This may seem like a bold position to take, but I assert it nonetheless. I believe that American Catholicism is experiencing a Renaissance similar to the explosions of culture of the past.
In America, there is a convergence of vigorous debate, deep intellectual and theological reflection, and strong religious life that is providing a powerful moment for the Catholic Church that I believe will ripple out and nourish the world.
Look at the incredible output of American Catholics. On the artistic front, there are great musicians such as Matt Maher who are making genuine advancements in our understanding of music’s role in worship. In terms of theological reflection, there is a depth to the more popular writers such as Dr. Scott Hahn and Bishop Barron that is difficult to match. Very simply put, Bishop Barron’s Catholicism series is a modern masterpiece that will most likely be a digital version of the greats of old such as the Imitation of Christ or the Dark Night of the Soul.
This is not to mention the explosion of new religious charisms that are nourishing our Church with strong formation and incredible witness. There is just not enough space in one article to describe the many avenues of vitality that have arisen in 21st Century American Catholicism.
Yes, there is a certain amount of turmoil, but the kind of turmoil that marks all great moments of transition and growth. This is where St. Thomas Aquinas comes into the conversation.

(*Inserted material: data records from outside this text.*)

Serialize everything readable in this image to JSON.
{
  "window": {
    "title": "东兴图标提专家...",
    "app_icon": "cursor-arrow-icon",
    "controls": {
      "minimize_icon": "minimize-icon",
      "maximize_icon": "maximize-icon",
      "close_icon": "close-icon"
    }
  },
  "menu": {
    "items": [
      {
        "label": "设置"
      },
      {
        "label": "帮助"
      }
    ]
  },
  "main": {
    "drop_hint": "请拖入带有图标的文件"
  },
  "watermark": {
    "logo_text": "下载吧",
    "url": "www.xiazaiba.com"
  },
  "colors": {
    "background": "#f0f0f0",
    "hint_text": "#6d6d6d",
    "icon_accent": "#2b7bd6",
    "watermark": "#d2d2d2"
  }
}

Like his time period, we are experiencing a convergence of knowledge and study that requires Catholic thinkers to dig deep and enter into a new, missionary dialogue with non-Catholic culture. In the time of St. Thomas Aquinas, this involved a dialogue with pagan and Muslim philosophy. In our time, it involves several layers of human inquiry stretching from advances in the human sciences to the amazing progress of modern technologies.
In this midst of such an incredible transition in human history, Catholics need not be afraid.
Our religion has all of the resources needed to provide a robust answer to the questions that plague the human heart and the modern spirit of inquiry. However, people must be willing to dig deep and to ask deep questions.
If there is one way that young Catholics need to be challenged is not to set aside their questions, but rather to learn how to truly seek answers that go beyond quick solutions and easy prescriptions for modern living. If our age is to continue to flourish and mature, then our young people must be given the tools needed to explore the complex realities that they face.
Simply put, they must be allowed to enter into the life giving stream of thought that is currently flowing on a national level. Thus must be connected to the best of what American Catholicism has to offer.